▶ Problem statement:
Retype exactly the lines that run from the line with "What's the underlying" to the final line of the entries, keeping both ends and nothing else.

───── Records for this exercise

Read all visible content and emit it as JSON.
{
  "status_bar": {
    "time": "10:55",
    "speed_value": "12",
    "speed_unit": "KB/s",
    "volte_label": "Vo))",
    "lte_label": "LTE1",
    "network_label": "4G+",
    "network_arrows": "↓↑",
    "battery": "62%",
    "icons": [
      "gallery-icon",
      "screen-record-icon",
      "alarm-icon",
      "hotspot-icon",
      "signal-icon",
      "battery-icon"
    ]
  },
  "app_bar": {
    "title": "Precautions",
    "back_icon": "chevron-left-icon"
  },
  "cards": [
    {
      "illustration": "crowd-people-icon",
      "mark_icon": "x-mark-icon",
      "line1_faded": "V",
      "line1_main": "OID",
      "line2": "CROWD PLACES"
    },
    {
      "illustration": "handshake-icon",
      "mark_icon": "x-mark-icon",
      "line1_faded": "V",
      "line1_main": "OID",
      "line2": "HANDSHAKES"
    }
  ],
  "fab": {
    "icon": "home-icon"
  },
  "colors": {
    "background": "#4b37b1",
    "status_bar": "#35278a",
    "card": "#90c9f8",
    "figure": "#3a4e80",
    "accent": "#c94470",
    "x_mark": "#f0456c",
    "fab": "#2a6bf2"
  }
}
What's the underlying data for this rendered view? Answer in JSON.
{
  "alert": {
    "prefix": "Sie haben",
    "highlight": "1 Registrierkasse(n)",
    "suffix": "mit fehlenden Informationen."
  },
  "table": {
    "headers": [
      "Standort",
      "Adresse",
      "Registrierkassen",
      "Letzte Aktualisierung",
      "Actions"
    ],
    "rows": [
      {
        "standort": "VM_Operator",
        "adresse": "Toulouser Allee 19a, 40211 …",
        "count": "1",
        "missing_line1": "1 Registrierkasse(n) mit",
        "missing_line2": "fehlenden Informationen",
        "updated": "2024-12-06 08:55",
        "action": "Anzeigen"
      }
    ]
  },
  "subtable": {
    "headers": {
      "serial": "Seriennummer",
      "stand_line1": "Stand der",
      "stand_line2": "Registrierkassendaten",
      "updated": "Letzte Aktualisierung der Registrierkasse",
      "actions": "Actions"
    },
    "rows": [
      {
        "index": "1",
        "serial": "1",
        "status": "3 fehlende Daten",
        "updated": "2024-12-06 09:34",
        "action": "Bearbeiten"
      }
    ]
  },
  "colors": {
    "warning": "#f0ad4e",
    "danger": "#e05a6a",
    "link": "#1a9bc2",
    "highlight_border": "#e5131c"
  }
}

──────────

▶ Answer space:
What's the underlying data for this rendered view? Answer in JSON.
{
  "alert": {
    "prefix": "Sie haben",
    "highlight": "1 Registrierkasse(n)",
    "suffix": "mit fehlenden Informationen."
  },
  "table": {
    "headers": [
      "Standort",
      "Adresse",
      "Registrierkassen",
      "Letzte Aktualisierung",
      "Actions"
    ],
    "rows": [
      {
        "standort": "VM_Operator",
        "adresse": "Toulouser Allee 19a, 40211 …",
        "count": "1",
        "missing_line1": "1 Registrierkasse(n) mit",
        "missing_line2": "fehlenden Informationen",
        "updated": "2024-12-06 08:55",
        "action": "Anzeigen"
      }
    ]
  },
  "subtable": {
    "headers": {
      "serial": "Seriennummer",
      "stand_line1": "Stand der",
      "stand_line2": "Registrierkassendaten",
      "updated": "Letzte Aktualisierung der Registrierkasse",
      "actions": "Actions"
    },
    "rows": [
      {
        "index": "1",
        "serial": "1",
        "status": "3 fehlende Daten",
        "updated": "2024-12-06 09:34",
        "action": "Bearbeiten"
      }
    ]
  },
  "colors": {
    "warning": "#f0ad4e",
    "danger": "#e05a6a",
    "link": "#1a9bc2",
    "highlight_border": "#e5131c"
  }
}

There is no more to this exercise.